Despite additional death, COVID outbreak over at Vernon care home

Creekside Landing cleared of coronavirus, despite additional loss in last day

Ranchero Deep Creek firefighters respond to a blaze involving two adjacent structures at a property off of Deep Creek Road on Sunday, Feb. 21. The buildings were believed to have been used as part of a cannabis growing operation, and RCMP are investigating. (Sean Coubrough/CSRD photo)
Ranchero Deep Creek firefighters respond to a blaze involving two adjacent structures at a property off of Deep Creek Road on Sunday, Feb. 21. The buildings were believed to have been used as part of a cannabis growing operation, and RCMP are investigating. (Sean Coubrough/CSRD photo)
Shuswap firefighters responding to structure blaze find cannabis grow operation

RCMP investigating, attempting to track down owner of property

Two North Okanagan-Shuswap rural communities, including Lumby, will receive B.C. government grants to support new jobs and economic opportunities to help them recover from the impacts of COVID-19. (Black Press file photo)
North Okanagan-Shuswap communities collect government grants

Lumby and Blind Bay to benefit to help recover from economic impact of COVID-19

Dr. Bonnie Henry talk about the next steps in B.C.'s COVID-19 Immunization Plan during a press conference at Legislature in Victoria, B.C., on Friday, January 22, 2021. THE CANADIAN PRESS/Chad Hipolito
456 new COVID-19 cases in B.C., 2 deaths

Since January 2020, 78,278 have tested positive for the novel coronavirus in B.C.

A health-care worker prepares a dose of the Pfizer-BioNTech COVID-19 vaccine at a UHN COVID-19 vaccine clinic in Toronto on Thursday, January 7, 2021. (THE CANADIAN PRESS/Nathan Denette)
Vaccinating essential workers before seniors in B.C. could save lives: experts

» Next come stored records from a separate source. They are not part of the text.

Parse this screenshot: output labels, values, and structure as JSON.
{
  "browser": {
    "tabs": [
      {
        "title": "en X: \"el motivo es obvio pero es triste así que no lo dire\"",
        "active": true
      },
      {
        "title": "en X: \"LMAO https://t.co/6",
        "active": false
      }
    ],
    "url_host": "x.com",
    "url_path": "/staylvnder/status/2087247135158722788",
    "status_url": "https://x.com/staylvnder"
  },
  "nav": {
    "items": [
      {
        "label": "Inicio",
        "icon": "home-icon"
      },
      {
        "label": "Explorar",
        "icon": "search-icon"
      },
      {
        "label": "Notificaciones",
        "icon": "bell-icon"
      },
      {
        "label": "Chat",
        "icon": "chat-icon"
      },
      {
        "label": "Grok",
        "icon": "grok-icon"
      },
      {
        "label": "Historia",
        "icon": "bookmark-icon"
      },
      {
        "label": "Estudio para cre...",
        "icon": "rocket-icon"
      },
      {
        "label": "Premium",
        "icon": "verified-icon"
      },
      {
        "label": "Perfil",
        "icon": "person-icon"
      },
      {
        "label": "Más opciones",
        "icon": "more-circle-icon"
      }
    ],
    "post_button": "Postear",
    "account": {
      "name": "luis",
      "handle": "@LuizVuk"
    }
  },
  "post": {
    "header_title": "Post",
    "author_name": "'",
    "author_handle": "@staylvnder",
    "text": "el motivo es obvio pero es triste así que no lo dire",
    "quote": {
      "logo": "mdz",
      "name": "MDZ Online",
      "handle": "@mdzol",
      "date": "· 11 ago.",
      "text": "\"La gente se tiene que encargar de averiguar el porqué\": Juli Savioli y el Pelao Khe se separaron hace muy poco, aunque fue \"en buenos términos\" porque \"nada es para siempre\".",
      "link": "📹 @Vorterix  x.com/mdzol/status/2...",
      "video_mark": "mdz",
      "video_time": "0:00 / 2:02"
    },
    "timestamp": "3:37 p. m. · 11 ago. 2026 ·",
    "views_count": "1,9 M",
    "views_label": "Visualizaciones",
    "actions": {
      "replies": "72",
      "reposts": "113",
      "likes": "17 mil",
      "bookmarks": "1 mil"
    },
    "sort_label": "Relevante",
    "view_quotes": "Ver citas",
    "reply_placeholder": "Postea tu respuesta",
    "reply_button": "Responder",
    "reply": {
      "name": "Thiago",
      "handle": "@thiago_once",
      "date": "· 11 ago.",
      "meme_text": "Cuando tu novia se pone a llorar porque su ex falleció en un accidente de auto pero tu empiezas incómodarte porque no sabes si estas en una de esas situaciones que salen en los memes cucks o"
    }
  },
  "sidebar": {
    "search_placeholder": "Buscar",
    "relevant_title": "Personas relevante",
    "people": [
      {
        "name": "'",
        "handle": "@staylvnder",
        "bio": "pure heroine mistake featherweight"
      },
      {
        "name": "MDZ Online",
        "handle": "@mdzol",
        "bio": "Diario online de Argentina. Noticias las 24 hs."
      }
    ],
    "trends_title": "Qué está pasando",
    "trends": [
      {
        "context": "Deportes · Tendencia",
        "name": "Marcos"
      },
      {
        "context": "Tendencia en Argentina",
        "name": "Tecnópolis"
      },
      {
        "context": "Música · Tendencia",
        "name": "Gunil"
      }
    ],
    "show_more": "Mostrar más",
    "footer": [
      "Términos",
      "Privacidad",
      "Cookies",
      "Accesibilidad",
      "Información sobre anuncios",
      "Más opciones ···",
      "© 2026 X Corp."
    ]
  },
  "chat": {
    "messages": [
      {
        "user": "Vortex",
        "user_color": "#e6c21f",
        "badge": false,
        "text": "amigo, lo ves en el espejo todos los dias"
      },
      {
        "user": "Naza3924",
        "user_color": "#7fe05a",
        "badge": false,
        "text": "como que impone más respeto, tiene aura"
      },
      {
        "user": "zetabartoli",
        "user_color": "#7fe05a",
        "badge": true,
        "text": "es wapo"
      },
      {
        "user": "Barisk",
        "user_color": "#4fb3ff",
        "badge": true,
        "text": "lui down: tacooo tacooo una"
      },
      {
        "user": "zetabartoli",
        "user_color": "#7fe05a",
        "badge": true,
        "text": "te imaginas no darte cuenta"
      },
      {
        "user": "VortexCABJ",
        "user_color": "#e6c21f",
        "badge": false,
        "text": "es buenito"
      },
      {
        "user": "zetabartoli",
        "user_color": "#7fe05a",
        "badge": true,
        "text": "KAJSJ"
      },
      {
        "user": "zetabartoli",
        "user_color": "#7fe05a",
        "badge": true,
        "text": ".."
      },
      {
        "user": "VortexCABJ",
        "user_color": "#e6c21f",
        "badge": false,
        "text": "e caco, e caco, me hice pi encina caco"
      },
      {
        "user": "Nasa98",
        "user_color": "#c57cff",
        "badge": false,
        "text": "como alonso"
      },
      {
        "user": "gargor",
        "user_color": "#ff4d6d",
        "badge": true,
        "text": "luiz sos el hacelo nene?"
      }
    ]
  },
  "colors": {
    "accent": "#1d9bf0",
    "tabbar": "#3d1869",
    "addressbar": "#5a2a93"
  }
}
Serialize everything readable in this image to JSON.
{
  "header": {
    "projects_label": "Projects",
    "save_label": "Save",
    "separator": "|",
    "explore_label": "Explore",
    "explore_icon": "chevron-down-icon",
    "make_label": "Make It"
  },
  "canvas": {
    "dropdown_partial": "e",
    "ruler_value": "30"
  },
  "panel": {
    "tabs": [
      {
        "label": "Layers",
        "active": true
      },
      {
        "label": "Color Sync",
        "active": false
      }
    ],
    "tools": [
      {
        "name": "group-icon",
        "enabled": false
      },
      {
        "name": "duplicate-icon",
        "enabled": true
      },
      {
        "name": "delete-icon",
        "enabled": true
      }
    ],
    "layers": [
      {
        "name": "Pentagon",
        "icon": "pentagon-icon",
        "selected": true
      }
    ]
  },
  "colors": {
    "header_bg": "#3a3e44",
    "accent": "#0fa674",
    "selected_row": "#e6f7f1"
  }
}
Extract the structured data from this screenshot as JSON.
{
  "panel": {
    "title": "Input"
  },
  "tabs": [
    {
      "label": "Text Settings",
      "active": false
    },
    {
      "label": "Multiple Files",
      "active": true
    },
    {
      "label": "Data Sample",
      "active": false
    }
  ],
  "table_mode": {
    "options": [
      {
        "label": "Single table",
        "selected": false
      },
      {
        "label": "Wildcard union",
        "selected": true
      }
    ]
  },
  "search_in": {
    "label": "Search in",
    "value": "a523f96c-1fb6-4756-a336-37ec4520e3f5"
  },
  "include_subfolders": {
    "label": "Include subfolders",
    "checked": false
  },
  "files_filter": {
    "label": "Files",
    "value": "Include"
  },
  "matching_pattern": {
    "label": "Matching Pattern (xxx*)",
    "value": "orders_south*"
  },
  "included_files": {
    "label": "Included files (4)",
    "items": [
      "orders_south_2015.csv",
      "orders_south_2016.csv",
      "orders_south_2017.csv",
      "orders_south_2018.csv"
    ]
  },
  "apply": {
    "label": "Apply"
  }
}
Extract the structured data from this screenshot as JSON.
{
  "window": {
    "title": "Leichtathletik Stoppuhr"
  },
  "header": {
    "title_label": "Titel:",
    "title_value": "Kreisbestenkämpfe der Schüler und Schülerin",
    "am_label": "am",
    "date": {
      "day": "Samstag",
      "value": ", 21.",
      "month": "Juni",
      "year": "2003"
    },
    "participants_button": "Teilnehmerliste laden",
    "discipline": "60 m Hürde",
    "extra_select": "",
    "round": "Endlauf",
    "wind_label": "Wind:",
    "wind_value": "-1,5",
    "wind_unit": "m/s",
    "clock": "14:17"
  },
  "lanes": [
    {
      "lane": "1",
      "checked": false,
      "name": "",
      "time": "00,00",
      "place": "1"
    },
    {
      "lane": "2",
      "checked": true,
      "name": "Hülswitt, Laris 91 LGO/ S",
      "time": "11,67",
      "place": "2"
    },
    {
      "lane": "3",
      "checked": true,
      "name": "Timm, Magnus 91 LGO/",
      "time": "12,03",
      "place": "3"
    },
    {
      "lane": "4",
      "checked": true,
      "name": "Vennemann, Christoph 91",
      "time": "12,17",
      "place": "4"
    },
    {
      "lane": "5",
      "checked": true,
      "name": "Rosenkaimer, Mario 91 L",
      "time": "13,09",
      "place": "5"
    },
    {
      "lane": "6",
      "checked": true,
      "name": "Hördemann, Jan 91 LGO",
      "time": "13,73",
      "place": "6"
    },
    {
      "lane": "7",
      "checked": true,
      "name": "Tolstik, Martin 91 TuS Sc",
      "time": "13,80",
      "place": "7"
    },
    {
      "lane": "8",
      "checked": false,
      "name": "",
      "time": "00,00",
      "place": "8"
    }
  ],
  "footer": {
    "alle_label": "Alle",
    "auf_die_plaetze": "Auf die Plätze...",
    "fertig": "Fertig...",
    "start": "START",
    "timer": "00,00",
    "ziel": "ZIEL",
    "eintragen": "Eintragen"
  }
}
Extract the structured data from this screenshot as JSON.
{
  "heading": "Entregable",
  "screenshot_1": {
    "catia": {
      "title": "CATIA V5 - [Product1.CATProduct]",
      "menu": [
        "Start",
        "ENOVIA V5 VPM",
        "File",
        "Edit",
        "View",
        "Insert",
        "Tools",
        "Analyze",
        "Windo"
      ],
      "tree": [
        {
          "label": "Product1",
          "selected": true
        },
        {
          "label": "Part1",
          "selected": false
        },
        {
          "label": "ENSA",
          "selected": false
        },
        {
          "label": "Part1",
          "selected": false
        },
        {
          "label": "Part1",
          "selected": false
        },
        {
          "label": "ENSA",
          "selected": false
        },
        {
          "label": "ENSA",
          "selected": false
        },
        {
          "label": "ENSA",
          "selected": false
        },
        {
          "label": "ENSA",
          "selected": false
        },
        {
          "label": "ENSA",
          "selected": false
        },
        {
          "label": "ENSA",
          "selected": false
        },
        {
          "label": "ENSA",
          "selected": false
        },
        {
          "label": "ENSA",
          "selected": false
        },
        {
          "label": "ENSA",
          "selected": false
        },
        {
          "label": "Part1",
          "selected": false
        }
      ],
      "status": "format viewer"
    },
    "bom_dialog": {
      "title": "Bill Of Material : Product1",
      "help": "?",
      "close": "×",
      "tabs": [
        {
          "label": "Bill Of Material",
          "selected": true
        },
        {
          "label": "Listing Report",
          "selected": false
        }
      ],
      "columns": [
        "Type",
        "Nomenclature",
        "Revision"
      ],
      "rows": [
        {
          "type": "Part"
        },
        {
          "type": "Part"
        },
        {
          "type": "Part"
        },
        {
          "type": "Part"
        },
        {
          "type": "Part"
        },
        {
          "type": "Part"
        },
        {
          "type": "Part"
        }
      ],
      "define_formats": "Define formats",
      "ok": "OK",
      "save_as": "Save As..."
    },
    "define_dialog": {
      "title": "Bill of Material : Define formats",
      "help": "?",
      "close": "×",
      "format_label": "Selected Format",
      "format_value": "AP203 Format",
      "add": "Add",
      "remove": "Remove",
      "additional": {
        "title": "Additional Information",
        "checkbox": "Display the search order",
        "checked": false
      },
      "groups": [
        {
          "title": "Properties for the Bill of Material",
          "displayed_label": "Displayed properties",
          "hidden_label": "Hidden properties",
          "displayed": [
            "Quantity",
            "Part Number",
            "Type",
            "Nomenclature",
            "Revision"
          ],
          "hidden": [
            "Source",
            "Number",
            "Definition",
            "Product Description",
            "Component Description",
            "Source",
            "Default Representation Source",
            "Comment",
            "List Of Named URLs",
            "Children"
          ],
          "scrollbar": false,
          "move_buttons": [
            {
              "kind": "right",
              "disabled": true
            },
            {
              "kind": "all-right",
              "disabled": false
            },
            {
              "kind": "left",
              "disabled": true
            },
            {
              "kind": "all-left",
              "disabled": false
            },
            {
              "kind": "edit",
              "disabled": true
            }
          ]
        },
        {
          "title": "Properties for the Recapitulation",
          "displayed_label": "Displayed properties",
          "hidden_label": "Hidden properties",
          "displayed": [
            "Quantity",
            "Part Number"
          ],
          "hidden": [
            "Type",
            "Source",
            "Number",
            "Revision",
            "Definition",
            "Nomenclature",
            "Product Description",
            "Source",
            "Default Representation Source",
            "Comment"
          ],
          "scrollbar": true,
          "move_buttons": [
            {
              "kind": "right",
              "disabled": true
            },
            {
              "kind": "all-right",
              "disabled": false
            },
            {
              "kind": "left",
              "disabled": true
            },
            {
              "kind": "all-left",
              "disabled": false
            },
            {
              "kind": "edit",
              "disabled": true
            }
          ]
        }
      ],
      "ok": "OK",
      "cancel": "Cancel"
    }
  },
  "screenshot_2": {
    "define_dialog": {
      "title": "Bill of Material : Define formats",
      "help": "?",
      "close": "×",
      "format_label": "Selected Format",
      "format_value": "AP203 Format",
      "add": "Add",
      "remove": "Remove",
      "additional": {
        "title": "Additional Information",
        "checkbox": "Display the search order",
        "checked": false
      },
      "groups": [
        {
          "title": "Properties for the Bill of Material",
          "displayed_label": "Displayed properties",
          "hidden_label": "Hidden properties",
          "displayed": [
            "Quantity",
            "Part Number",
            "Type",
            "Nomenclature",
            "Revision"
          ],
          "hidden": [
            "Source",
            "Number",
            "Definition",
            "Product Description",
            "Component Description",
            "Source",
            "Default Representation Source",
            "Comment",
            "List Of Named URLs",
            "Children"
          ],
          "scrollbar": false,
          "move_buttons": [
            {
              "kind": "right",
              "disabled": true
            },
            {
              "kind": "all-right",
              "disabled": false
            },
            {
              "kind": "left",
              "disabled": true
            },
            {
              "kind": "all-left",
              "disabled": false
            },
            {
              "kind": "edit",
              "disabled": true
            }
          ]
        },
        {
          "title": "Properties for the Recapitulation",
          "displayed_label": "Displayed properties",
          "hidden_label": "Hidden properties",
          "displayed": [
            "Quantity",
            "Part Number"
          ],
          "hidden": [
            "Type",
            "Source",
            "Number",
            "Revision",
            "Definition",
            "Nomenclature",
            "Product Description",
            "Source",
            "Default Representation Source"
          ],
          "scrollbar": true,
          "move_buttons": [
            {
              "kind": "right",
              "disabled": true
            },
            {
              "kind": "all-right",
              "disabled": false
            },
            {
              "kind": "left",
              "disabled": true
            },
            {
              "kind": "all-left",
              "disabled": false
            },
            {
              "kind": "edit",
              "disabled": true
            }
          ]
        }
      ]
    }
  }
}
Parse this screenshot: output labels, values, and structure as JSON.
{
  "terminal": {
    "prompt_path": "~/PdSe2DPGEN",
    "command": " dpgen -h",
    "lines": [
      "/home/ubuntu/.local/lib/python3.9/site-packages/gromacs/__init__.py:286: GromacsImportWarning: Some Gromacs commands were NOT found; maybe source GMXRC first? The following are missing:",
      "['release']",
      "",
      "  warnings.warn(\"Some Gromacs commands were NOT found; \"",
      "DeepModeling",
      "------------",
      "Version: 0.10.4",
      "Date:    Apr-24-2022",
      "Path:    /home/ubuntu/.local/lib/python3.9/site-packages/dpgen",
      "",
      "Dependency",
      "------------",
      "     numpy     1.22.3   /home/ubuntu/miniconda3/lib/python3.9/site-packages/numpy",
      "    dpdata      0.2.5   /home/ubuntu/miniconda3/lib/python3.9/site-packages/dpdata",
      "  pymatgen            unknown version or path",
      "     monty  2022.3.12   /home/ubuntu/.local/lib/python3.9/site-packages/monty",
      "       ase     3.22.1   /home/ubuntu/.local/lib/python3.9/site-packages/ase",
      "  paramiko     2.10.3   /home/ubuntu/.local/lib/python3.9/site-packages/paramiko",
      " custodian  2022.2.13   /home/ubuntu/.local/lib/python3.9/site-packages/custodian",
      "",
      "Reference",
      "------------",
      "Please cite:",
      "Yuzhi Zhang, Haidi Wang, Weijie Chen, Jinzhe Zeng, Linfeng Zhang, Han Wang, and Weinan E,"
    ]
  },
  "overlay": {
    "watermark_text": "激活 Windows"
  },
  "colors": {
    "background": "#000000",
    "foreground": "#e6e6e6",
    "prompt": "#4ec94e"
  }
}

A new study says the switch could also save up to $230 million in provincial health-care costs

The late Michael Gregory, 57, is accused of sexually exploiting six junior high students between 1999 and 2005. (Pixabay)
Former Alberta teacher accused of sexually assaulting students found dead in B.C.

Mounties say Michael Gregory’s death has been deemed ‘non-suspicious’

According to a new poll, a majority of Canadians want to see illicit drugs decriminalized. (THE ASSOCIATED PRESS)
Majority of Canadians think it’s high time to decriminalize illicit drugs: poll

More than two-times the B.C. residents know someone who died from an overdose compared to rest of Canada

(Stock photo)
EDITORIAL: The freedom to read

Books have been challenged many times in the past

The dam at Thirsk Lake, west of Summerland, was expanded in 2007. A crack has now been discovered where the old and new portions of the dam meet. (Summerland Review file photo)
Crack at Thirsk Dam to be examined

Reservoir west of Summerland was expanded in 2007

(Black Press Media file photo)
B.C. residents can reserve provincial camp sites starting March 8

B.C. residents get priority access to camping reservations in province

The Penticton Speedway has been sold but the investment group who bought it is planning to create an enhanced racetrack and racing experience. (File photo)
Penticton Speedway sold and will remain a racetrack

Investment group that includes founder of Area 27 intends to buy the Speedway

Most Read